FCC Chairman Julius Genachowski bristled at the suggestion the FCC was holding secret meetings on network neutrality
or that they were among a hand-picked group.
That came in a press conference following the FCC's August public meeting Thursday.
commission has been hosting meetings recently among representatives of
Google, Skype, Verizon, AT&T, NCTA and the Open Internet Coalition,
including two this week and one over the weekend, on possible
targeted network neutrality legislation.
The FCC has
been posting notices of the meetings on its Web site. But some of those
not at the meetings have complained.

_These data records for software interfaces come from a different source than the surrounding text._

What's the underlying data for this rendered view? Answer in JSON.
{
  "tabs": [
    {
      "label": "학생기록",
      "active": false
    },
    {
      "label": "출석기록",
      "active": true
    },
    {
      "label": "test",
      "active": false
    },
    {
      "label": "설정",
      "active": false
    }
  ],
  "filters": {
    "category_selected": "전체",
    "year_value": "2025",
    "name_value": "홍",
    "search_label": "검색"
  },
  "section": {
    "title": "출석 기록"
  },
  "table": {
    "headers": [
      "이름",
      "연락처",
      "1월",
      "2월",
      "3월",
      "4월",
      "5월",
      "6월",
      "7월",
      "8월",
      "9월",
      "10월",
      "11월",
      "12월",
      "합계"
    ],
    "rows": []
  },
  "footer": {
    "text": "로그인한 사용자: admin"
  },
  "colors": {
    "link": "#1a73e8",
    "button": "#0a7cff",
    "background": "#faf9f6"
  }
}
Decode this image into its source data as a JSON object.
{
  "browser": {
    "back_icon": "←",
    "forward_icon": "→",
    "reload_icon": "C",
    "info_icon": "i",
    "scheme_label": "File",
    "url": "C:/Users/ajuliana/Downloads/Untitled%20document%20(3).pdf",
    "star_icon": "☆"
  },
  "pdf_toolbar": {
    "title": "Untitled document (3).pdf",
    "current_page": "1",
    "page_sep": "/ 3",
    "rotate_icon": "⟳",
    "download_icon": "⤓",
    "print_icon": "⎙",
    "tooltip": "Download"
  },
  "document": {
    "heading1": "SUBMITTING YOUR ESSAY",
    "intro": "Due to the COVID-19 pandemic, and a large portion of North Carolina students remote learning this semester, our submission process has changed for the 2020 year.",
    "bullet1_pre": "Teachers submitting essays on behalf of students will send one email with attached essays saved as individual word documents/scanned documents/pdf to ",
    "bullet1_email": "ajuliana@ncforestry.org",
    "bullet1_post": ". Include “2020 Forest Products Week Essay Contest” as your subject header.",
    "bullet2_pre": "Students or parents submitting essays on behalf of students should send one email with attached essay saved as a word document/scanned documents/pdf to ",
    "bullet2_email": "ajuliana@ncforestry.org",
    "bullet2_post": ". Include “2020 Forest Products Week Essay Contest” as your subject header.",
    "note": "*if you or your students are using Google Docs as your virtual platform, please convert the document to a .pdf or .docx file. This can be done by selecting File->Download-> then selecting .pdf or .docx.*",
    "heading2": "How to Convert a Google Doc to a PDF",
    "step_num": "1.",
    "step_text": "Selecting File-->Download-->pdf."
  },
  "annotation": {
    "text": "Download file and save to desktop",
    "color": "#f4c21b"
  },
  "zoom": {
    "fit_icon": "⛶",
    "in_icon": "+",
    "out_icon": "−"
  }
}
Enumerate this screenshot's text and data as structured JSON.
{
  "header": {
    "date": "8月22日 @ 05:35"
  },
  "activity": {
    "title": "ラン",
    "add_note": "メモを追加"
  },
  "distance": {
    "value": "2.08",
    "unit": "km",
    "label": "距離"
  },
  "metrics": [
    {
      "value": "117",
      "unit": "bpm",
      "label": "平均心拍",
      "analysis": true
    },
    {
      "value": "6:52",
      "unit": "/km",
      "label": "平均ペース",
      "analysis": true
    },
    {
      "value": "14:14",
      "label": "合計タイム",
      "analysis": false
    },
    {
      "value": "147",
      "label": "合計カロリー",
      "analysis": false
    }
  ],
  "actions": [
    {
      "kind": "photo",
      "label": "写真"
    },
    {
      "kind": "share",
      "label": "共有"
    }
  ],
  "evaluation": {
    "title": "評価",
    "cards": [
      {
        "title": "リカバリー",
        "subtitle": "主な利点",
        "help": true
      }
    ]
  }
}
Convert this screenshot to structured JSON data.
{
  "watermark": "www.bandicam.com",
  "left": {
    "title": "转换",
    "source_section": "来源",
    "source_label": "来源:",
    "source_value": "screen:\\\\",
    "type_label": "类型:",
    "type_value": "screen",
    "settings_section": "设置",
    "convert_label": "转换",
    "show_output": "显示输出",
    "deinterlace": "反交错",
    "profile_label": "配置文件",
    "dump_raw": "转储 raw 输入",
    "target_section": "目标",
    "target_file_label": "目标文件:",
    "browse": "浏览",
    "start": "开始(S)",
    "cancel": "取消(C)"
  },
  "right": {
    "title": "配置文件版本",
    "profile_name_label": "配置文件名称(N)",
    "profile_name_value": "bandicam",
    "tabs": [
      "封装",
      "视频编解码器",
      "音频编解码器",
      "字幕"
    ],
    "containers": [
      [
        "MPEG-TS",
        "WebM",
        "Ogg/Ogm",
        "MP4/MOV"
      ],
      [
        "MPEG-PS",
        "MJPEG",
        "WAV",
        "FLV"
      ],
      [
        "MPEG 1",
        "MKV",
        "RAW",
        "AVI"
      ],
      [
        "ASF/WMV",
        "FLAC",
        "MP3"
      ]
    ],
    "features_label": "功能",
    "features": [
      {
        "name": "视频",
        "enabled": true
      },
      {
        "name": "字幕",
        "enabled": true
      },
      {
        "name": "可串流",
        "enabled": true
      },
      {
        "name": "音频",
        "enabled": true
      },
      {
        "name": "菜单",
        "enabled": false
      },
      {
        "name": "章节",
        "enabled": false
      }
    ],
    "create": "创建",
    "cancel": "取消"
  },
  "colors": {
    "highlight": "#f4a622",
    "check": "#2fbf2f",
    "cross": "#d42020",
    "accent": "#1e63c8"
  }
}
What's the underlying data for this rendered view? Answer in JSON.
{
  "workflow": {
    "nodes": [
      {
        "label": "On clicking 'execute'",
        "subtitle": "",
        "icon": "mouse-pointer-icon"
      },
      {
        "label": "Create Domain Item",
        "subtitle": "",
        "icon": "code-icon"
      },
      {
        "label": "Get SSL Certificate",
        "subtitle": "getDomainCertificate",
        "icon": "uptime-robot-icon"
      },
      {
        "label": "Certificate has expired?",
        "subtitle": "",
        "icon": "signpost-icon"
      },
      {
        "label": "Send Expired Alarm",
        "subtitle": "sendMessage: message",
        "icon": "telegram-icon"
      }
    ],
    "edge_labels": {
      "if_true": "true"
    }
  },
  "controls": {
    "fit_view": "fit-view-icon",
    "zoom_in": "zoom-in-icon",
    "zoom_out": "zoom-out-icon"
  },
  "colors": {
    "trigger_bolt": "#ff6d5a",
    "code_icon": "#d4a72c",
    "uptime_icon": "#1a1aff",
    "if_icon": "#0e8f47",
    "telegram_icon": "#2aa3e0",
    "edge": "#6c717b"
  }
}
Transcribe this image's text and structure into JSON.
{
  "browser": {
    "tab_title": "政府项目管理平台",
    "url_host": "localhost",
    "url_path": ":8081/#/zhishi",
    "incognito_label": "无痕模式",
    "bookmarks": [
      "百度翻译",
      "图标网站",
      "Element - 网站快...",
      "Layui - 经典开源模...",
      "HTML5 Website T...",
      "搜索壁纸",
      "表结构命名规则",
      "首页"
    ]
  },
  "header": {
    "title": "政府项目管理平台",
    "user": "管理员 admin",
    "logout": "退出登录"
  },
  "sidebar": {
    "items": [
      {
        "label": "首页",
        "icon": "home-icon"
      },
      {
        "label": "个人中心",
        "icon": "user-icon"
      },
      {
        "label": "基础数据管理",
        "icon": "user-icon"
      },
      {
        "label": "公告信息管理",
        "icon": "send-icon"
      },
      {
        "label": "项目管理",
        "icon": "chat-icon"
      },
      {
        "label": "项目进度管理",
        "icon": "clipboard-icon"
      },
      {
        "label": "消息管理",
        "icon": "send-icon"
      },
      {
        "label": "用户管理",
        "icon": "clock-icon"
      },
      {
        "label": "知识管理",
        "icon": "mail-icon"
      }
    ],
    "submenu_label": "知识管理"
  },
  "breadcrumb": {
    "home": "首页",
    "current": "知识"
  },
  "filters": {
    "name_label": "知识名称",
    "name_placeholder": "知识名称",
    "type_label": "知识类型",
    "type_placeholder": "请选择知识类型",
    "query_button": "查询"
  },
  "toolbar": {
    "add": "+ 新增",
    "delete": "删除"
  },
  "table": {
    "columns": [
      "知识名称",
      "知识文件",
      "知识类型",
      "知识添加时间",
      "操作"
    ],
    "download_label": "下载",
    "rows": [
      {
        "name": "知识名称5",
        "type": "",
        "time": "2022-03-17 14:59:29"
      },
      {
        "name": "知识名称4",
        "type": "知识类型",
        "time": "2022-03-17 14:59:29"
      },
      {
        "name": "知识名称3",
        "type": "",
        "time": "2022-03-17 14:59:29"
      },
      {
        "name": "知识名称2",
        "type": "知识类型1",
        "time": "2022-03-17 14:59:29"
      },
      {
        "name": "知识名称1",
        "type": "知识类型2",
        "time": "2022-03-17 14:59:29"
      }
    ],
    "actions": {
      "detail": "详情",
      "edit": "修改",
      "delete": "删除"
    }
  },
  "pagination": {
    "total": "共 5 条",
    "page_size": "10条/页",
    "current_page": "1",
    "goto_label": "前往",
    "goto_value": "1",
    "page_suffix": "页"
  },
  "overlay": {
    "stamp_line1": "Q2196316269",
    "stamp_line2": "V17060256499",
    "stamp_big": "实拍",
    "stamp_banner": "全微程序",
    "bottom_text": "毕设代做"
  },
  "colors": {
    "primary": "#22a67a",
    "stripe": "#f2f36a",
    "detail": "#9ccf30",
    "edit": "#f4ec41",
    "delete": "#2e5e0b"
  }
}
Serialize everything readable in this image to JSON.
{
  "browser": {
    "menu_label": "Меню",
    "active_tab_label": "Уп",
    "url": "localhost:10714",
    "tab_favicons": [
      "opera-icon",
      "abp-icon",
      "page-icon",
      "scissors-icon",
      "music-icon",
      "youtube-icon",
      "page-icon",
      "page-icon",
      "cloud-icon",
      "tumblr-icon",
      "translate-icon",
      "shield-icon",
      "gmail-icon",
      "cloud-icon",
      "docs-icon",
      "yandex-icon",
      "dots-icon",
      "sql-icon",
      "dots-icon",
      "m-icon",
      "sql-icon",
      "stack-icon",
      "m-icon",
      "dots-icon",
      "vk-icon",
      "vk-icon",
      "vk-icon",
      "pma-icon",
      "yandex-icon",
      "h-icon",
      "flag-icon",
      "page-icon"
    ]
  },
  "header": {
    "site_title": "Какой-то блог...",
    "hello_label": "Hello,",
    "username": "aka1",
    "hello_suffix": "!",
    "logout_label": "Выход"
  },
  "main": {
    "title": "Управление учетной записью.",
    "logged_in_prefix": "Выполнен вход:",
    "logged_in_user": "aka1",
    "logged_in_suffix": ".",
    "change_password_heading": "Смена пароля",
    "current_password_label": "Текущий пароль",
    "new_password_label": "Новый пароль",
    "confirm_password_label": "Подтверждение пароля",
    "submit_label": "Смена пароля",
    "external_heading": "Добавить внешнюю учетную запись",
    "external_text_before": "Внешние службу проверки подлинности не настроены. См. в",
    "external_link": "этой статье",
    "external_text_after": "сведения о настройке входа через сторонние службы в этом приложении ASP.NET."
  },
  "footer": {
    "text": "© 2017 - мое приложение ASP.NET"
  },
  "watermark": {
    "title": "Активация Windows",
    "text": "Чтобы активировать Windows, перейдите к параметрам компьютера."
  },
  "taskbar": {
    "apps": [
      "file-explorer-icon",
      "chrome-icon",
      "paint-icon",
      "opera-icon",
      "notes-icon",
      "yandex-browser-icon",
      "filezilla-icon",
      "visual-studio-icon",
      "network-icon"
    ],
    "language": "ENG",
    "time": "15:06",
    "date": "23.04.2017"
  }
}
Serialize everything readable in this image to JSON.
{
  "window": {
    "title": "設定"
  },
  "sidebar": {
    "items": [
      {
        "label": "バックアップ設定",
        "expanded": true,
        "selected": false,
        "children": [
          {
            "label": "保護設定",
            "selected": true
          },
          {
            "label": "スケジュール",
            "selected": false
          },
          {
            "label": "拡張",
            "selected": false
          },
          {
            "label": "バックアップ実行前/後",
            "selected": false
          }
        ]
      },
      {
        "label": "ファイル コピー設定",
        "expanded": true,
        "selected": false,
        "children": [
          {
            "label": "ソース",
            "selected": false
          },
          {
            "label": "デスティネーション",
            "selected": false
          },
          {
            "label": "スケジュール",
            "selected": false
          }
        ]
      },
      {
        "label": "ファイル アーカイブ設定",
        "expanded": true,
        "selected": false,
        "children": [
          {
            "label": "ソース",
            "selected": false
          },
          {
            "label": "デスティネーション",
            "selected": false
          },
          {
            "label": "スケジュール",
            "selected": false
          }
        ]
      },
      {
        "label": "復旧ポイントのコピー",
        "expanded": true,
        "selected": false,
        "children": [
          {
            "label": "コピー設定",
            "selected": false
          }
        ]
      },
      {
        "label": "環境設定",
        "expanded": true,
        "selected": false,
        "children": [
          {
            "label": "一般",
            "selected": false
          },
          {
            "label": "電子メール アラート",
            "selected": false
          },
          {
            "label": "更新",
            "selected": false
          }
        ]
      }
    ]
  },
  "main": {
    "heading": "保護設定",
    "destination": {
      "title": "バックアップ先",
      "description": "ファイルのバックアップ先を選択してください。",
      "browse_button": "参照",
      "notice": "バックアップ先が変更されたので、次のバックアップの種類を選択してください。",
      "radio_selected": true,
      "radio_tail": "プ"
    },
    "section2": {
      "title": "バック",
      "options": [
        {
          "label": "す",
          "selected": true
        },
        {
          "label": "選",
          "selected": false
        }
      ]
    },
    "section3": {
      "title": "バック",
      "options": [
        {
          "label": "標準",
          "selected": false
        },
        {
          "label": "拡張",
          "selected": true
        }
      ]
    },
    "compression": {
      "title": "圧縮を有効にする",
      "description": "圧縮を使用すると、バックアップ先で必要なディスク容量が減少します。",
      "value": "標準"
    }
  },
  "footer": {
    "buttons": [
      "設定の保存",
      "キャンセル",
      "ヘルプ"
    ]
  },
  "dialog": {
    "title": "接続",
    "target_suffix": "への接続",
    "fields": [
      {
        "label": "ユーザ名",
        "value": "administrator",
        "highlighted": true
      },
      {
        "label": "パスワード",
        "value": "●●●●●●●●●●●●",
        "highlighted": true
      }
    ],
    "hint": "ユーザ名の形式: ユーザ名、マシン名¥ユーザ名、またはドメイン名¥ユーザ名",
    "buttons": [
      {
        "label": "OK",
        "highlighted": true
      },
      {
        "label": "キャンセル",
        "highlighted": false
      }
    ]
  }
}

Asked if holding secret talks and
potential side deals was selling out network
neutrality backers, the chairman said: "The talks obviously aren't
secret," and added that "any deal that does not preserve the freedom and
openness of the Internet for consumers and entrepreneurs would be
He said the FCC was
exploring "every process we can think of" and consulting through staff a
"very broad degree of stakeholders."
"I hope we see good, substantive solutions coming out of this," he said. "I don't know if it will."
hand-picking the representatives, the chairman said that the FCC was
still in the middle of a process that has included public workshops,
online input and extensive meetings.
there has been "very extensive consultation and dialog with many other
people," and that representatives of the meetings at issue include from
the Open Internet Coalition and "people who have
historically been active on different sides of the issue."
members of that coalition not directly represented in the talks,
including Free Press and Media Access Project, are very unhappy with
those meetings, and reports that two of the companies
represented, Verizon and Google, will build on their joint network
neutrality position with a traffic management agreement that does not
include wireless broadband.
In a joint letter Wednesday, Public Knowledge, Consumer Federation of America, Free Press, Media Access Project,
Media and Democracy Coalition, New America Foundation's Open Technology
Initiative, and the Center for Media Justice, called on the FCC to
"abandon" the talks with Google, Verizon and instead proceed with clarifying its broadband authority, inculding over network neutrality, universal service, privacy, cybersecurity, and